We need stronger borders to help address the tide of drugs like heroin, meth and marijuana that are flowing across our borders, and into Indiana and the rest of the country. There is a broad consensus in Congress that our immigration system is broken and in desperate need of repair. I believe that we can come to an agreement that both strengthens our borders and reforms our immigration system while respecting the rule of law and our values as a nation of immigrants.
First, we must focus on securing all of our borders and ports, enforcing the immigration laws that already exist, and safeguarding our workforce through effective verification systems. It is essential that our immigration system be reflective of our national interests while keeping Americans safe.
Second, we must work together to reform our broken immigration system to ensure that it is efficient and just, and I look forward to a full debate about how we can achieve this goal.
Third, in discussions of immigration reform, we must not group legal immigrants in to the discussion of undocumented immigrants. Legal immigrants make huge contributions to our country and to Indiana in particular. It is unfair to people who invest the time, resources and effort to legally immigrate to the United States for us to afford the same benefits and opportunities to people who enter our country illegally. Illegal immigrants are part of our workforce and thus contributing to our communities as well, however those illegal immigrants who commit violent and drug-related crimes cannot be tolerated. They should be prioritized for deportation.
Lastly, DREAMERS, children who have not committed crimes and whose parents entered the country illegally, present a difficult issue for all of us. I am committed on working towards finding a compassionate resolution to their immigration status and that of their families.
I look forward to working with my colleagues on securing all of our borders and ports, enforcing the laws that are already on the books, and repairing our broken immigration system.
More on Immigration
President Donald Trump’s attempt to bypass Democratic congressional leaders to break open negotiations on the government shutdown fell flat as he failed to persuade any of the party’s rank-and-file members to attend a hastily arranged White House meeting Tuesday.
“Today, the president offered both Democrats and Republicans the chance to meet for lunch at the White House,” White House Secretary Sarah Sanders said. “Unfortunately, no Democrats will attend.”
During a White House lunch focused on ending the government shutdown with House Republicans Tuesday, President Trump remained committed to his demand for $5.7 billion for a wall on the southern border, while continuing to distance himself from declaring a national emergency in order to get it.
“The topic was brought up only once — not by the president — and we spent hardly any time on it,” Congresswoman Susan Brooks (R-Ind.), who attended the lunch, told Axios.
Rep. Susan Brooks says the current shutdown of the federal government could provide the opportunity for the nation to address border security. The partial government shutdown, which started Dec. 22, is now in its third week as President Donald Trump and congressional Democrats are unable to reach agreement on construction of a border wall.
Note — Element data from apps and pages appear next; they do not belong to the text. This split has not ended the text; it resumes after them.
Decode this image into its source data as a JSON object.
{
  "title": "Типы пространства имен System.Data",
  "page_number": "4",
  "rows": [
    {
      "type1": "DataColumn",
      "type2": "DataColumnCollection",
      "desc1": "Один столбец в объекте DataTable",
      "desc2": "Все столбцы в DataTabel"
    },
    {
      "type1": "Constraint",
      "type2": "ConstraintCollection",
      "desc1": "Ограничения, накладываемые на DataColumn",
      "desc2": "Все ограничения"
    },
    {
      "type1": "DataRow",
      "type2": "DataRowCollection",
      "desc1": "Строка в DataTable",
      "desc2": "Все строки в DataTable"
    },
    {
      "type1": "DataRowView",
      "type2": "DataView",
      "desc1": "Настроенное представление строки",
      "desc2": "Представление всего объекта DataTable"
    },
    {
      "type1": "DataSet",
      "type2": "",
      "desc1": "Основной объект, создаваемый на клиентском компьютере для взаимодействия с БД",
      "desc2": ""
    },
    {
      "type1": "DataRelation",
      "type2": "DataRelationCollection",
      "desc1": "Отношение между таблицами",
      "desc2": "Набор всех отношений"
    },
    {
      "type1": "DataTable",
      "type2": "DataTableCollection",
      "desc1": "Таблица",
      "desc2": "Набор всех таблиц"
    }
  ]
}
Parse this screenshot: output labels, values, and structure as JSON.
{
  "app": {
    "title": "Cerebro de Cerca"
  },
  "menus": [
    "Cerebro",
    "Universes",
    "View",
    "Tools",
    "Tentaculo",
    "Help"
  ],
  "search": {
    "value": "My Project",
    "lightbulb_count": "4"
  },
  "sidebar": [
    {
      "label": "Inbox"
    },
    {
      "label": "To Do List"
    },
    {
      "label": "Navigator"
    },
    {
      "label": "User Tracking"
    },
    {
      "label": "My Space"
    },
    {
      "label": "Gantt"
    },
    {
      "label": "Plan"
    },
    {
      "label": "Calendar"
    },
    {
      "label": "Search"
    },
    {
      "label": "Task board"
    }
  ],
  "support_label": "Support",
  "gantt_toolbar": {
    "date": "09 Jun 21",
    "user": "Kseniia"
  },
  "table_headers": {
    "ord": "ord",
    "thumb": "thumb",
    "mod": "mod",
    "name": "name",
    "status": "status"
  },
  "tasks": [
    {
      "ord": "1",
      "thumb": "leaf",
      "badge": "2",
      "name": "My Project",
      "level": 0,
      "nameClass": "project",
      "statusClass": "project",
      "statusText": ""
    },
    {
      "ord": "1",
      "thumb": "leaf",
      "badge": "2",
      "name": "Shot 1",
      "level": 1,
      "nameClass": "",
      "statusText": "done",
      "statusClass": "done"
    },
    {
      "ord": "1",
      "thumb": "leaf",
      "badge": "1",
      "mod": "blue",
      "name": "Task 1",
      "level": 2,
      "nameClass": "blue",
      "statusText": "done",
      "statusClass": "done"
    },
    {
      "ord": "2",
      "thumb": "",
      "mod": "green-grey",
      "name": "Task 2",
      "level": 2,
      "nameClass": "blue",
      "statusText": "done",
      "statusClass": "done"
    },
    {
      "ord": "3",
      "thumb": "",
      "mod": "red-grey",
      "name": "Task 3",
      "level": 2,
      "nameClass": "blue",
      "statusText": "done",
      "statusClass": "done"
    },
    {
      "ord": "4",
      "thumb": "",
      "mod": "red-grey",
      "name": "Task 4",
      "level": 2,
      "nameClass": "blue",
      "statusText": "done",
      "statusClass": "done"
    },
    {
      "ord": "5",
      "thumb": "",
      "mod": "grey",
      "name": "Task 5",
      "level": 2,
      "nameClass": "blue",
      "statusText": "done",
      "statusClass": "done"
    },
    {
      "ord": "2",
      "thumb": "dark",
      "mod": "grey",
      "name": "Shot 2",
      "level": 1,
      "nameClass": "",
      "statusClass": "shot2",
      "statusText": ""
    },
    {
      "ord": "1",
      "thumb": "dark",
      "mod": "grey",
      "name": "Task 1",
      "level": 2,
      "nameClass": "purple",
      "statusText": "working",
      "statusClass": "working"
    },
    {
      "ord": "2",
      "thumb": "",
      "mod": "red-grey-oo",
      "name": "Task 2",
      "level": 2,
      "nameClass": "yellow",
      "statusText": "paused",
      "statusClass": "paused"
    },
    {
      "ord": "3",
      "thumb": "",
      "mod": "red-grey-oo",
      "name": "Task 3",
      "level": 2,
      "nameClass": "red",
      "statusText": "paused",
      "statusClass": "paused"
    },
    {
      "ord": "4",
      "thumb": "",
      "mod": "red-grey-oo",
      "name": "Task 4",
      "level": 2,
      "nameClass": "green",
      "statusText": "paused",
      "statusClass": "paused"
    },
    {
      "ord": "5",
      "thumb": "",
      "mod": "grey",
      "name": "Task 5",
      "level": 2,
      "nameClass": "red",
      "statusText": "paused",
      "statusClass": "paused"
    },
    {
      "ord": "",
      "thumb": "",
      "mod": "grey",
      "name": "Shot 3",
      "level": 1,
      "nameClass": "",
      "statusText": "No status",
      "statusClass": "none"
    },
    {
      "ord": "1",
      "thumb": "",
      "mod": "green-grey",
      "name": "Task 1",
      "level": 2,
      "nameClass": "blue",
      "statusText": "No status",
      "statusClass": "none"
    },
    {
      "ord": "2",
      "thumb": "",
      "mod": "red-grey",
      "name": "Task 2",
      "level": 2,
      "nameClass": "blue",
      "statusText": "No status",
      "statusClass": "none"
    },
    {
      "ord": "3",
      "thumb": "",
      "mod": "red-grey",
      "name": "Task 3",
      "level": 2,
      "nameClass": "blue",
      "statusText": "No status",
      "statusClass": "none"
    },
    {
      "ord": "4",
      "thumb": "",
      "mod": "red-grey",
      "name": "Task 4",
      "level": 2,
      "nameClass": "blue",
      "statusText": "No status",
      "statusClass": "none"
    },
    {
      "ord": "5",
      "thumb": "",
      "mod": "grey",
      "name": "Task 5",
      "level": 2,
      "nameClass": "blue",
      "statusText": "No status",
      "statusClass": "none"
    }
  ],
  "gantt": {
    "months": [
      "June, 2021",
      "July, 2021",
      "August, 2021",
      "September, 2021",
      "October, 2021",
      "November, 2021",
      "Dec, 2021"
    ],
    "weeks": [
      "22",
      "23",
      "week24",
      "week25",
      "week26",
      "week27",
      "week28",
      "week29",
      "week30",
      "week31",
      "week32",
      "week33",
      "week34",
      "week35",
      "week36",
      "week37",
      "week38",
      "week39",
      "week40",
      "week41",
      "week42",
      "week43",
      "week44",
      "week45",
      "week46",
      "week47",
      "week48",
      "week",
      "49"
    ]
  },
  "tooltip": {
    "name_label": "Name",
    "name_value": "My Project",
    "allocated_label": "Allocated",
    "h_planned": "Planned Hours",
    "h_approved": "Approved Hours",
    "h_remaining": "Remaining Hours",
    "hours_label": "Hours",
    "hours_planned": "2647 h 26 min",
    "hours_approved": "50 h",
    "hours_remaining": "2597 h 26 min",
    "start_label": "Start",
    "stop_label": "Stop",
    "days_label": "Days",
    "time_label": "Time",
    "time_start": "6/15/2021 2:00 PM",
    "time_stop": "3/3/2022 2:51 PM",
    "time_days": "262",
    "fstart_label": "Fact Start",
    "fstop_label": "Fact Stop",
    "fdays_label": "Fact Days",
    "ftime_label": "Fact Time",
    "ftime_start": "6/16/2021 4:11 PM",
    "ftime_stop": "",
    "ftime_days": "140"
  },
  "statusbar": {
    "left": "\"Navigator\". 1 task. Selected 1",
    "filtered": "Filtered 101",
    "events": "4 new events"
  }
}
President Trump delivered his first-ever prime time address from the Oval Office on Tuesday night to make his case for funding a southern border wall, while emphasizing what he called the "growing humanitarian and security crisis" of surging illegal immigration.
Republican Congresswoman Susan Brooks discussed the government shutdown with Gordon Deal.
CARMEL – Rep. Susan Brooks says the current shutdown of the federal government could provide the opportunity for the nation to address border security.
The partial government shutdown, which started Dec. 22, is now entering its third week as President Donald Trump and congressional Democrats are unable to reach agreement on construction of a border wall.
The deadline to reunite families separated under the Trump administration’s "zero tolerance" immigration policy was last week. But as of Friday, hundreds of kids reportedly remained in government custody.
WFYI’s Drew Daudelin sat down with U.S. Rep. Susan Brooks (R-Carmel) to ask what she knows about the situation, how she wants to fix it, and her recent trip to the U.S.-Mexico border.
INDIANAPOLIS - Rep. Susan Brooks (R-IN) appeared on this week's edition of IN Focus to discuss a number of issues in the news, including the Indiana impact of the President's tariffs, some good news for the economy, and the multiple controversies swirling around the White House which could threaten the Republican majorities in Congress in this year's midterm elections.
In the video above, Rep. Brooks is asked about her position on the tariffs and whether she still has confidence in the President.
U.S. Rep. Susan Brooks (R-Carmel) says her recent visit to the southern border was “eye-opening” and “overwhelming.”
Brooks visited immigration facilities that housed thousands of immigrant children.
She says she doesn’t support any immigration policy that separates parents from their children. Still, Brooks says she was encouraged by what she saw at border facilities where thousands of children are held.
“The agencies that I saw and the facilities that I saw were actually doing a remarkable job caring for these children,” Brooks says.
ANDERSON — A recent visit to the Mexican border along the Rio Grande River showed Rep. Susan Brooks that the number of children entering the country is overwhelming.
Brooks, R-5th District, was a part of a bipartisan delegation of the U.S. House Energy and Commerce Committee that visited the border on Monday.
She said the Office of Refugee Resettlement is caring for approximately 10,000 children.